Task description:
Every record listed below should be copied exactly.

Stored data:
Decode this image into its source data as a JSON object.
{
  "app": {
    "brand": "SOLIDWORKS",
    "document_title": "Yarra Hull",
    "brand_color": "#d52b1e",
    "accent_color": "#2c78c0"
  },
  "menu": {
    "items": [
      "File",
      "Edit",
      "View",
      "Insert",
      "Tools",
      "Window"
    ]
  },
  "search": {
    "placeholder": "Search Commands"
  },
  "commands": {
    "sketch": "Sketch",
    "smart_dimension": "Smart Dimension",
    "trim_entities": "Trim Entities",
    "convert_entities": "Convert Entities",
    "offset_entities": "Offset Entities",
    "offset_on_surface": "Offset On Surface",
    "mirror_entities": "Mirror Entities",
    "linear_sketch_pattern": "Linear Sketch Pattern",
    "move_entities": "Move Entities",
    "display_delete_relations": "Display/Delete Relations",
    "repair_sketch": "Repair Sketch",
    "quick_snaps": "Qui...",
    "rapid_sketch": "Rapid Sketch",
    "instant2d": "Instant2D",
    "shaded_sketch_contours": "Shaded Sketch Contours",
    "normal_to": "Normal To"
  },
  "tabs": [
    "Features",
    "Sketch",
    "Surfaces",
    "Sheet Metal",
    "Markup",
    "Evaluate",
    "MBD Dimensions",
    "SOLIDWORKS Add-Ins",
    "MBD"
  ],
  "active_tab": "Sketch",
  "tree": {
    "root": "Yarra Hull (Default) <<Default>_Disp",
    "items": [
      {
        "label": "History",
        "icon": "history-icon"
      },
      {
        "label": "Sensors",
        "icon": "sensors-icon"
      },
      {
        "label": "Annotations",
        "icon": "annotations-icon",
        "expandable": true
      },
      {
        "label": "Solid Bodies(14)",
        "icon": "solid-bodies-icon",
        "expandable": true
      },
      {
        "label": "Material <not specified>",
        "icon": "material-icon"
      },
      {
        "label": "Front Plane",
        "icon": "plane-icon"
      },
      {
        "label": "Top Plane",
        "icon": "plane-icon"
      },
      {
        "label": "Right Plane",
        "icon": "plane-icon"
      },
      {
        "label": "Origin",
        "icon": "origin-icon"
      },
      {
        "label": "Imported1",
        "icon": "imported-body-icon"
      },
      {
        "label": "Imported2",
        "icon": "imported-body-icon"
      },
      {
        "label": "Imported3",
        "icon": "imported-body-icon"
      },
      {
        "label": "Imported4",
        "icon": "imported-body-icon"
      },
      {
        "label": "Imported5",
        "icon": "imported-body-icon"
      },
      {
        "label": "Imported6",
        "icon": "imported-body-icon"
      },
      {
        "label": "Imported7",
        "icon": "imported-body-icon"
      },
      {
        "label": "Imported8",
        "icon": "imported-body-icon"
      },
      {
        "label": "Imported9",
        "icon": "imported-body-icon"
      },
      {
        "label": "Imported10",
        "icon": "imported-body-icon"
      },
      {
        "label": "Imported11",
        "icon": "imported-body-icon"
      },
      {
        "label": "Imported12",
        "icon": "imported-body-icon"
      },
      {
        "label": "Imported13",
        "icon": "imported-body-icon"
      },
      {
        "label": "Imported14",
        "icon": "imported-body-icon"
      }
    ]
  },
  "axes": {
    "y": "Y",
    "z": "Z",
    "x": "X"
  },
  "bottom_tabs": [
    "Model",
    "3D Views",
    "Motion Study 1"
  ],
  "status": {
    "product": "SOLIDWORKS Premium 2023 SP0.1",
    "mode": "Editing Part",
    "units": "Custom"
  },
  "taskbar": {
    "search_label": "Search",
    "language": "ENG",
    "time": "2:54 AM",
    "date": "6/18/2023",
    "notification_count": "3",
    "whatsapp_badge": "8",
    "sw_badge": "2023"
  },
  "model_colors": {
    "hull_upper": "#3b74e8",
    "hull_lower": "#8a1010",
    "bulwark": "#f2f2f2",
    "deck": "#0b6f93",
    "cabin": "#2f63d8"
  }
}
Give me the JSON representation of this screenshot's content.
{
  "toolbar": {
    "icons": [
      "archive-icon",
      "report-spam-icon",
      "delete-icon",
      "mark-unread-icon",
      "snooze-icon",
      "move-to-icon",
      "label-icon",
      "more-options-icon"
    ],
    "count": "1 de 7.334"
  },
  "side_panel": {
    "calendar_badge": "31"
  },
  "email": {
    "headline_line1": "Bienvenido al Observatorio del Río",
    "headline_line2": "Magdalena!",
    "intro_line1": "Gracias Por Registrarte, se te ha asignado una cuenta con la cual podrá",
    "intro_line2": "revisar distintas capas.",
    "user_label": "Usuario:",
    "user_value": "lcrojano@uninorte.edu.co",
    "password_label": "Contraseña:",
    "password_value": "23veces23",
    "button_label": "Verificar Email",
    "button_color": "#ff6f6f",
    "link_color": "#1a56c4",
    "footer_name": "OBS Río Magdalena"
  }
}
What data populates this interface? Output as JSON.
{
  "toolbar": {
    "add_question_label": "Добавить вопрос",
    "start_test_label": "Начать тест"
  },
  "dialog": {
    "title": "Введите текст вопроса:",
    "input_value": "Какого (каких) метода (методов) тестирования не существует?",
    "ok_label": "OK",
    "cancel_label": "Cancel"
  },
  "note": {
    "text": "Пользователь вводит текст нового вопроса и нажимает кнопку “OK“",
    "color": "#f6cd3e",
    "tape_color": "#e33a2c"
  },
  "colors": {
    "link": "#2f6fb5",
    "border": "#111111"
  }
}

Solution below:
Decode this image into its source data as a JSON object.
{
  "app": {
    "brand": "SOLIDWORKS",
    "document_title": "Yarra Hull",
    "brand_color": "#d52b1e",
    "accent_color": "#2c78c0"
  },
  "menu": {
    "items": [
      "File",
      "Edit",
      "View",
      "Insert",
      "Tools",
      "Window"
    ]
  },
  "search": {
    "placeholder": "Search Commands"
  },
  "commands": {
    "sketch": "Sketch",
    "smart_dimension": "Smart Dimension",
    "trim_entities": "Trim Entities",
    "convert_entities": "Convert Entities",
    "offset_entities": "Offset Entities",
    "offset_on_surface": "Offset On Surface",
    "mirror_entities": "Mirror Entities",
    "linear_sketch_pattern": "Linear Sketch Pattern",
    "move_entities": "Move Entities",
    "display_delete_relations": "Display/Delete Relations",
    "repair_sketch": "Repair Sketch",
    "quick_snaps": "Qui...",
    "rapid_sketch": "Rapid Sketch",
    "instant2d": "Instant2D",
    "shaded_sketch_contours": "Shaded Sketch Contours",
    "normal_to": "Normal To"
  },
  "tabs": [
    "Features",
    "Sketch",
    "Surfaces",
    "Sheet Metal",
    "Markup",
    "Evaluate",
    "MBD Dimensions",
    "SOLIDWORKS Add-Ins",
    "MBD"
  ],
  "active_tab": "Sketch",
  "tree": {
    "root": "Yarra Hull (Default) <<Default>_Disp",
    "items": [
      {
        "label": "History",
        "icon": "history-icon"
      },
      {
        "label": "Sensors",
        "icon": "sensors-icon"
      },
      {
        "label": "Annotations",
        "icon": "annotations-icon",
        "expandable": true
      },
      {
        "label": "Solid Bodies(14)",
        "icon": "solid-bodies-icon",
        "expandable": true
      },
      {
        "label": "Material <not specified>",
        "icon": "material-icon"
      },
      {
        "label": "Front Plane",
        "icon": "plane-icon"
      },
      {
        "label": "Top Plane",
        "icon": "plane-icon"
      },
      {
        "label": "Right Plane",
        "icon": "plane-icon"
      },
      {
        "label": "Origin",
        "icon": "origin-icon"
      },
      {
        "label": "Imported1",
        "icon": "imported-body-icon"
      },
      {
        "label": "Imported2",
        "icon": "imported-body-icon"
      },
      {
        "label": "Imported3",
        "icon": "imported-body-icon"
      },
      {
        "label": "Imported4",
        "icon": "imported-body-icon"
      },
      {
        "label": "Imported5",
        "icon": "imported-body-icon"
      },
      {
        "label": "Imported6",
        "icon": "imported-body-icon"
      },
      {
        "label": "Imported7",
        "icon": "imported-body-icon"
      },
      {
        "label": "Imported8",
        "icon": "imported-body-icon"
      },
      {
        "label": "Imported9",
        "icon": "imported-body-icon"
      },
      {
        "label": "Imported10",
        "icon": "imported-body-icon"
      },
      {
        "label": "Imported11",
        "icon": "imported-body-icon"
      },
      {
        "label": "Imported12",
        "icon": "imported-body-icon"
      },
      {
        "label": "Imported13",
        "icon": "imported-body-icon"
      },
      {
        "label": "Imported14",
        "icon": "imported-body-icon"
      }
    ]
  },
  "axes": {
    "y": "Y",
    "z": "Z",
    "x": "X"
  },
  "bottom_tabs": [
    "Model",
    "3D Views",
    "Motion Study 1"
  ],
  "status": {
    "product": "SOLIDWORKS Premium 2023 SP0.1",
    "mode": "Editing Part",
    "units": "Custom"
  },
  "taskbar": {
    "search_label": "Search",
    "language": "ENG",
    "time": "2:54 AM",
    "date": "6/18/2023",
    "notification_count": "3",
    "whatsapp_badge": "8",
    "sw_badge": "2023"
  },
  "model_colors": {
    "hull_upper": "#3b74e8",
    "hull_lower": "#8a1010",
    "bulwark": "#f2f2f2",
    "deck": "#0b6f93",
    "cabin": "#2f63d8"
  }
}
Give me the JSON representation of this screenshot's content.
{
  "toolbar": {
    "icons": [
      "archive-icon",
      "report-spam-icon",
      "delete-icon",
      "mark-unread-icon",
      "snooze-icon",
      "move-to-icon",
      "label-icon",
      "more-options-icon"
    ],
    "count": "1 de 7.334"
  },
  "side_panel": {
    "calendar_badge": "31"
  },
  "email": {
    "headline_line1": "Bienvenido al Observatorio del Río",
    "headline_line2": "Magdalena!",
    "intro_line1": "Gracias Por Registrarte, se te ha asignado una cuenta con la cual podrá",
    "intro_line2": "revisar distintas capas.",
    "user_label": "Usuario:",
    "user_value": "lcrojano@uninorte.edu.co",
    "password_label": "Contraseña:",
    "password_value": "23veces23",
    "button_label": "Verificar Email",
    "button_color": "#ff6f6f",
    "link_color": "#1a56c4",
    "footer_name": "OBS Río Magdalena"
  }
}
What data populates this interface? Output as JSON.
{
  "toolbar": {
    "add_question_label": "Добавить вопрос",
    "start_test_label": "Начать тест"
  },
  "dialog": {
    "title": "Введите текст вопроса:",
    "input_value": "Какого (каких) метода (методов) тестирования не существует?",
    "ok_label": "OK",
    "cancel_label": "Cancel"
  },
  "note": {
    "text": "Пользователь вводит текст нового вопроса и нажимает кнопку “OK“",
    "color": "#f6cd3e",
    "tape_color": "#e33a2c"
  },
  "colors": {
    "link": "#2f6fb5",
    "border": "#111111"
  }
}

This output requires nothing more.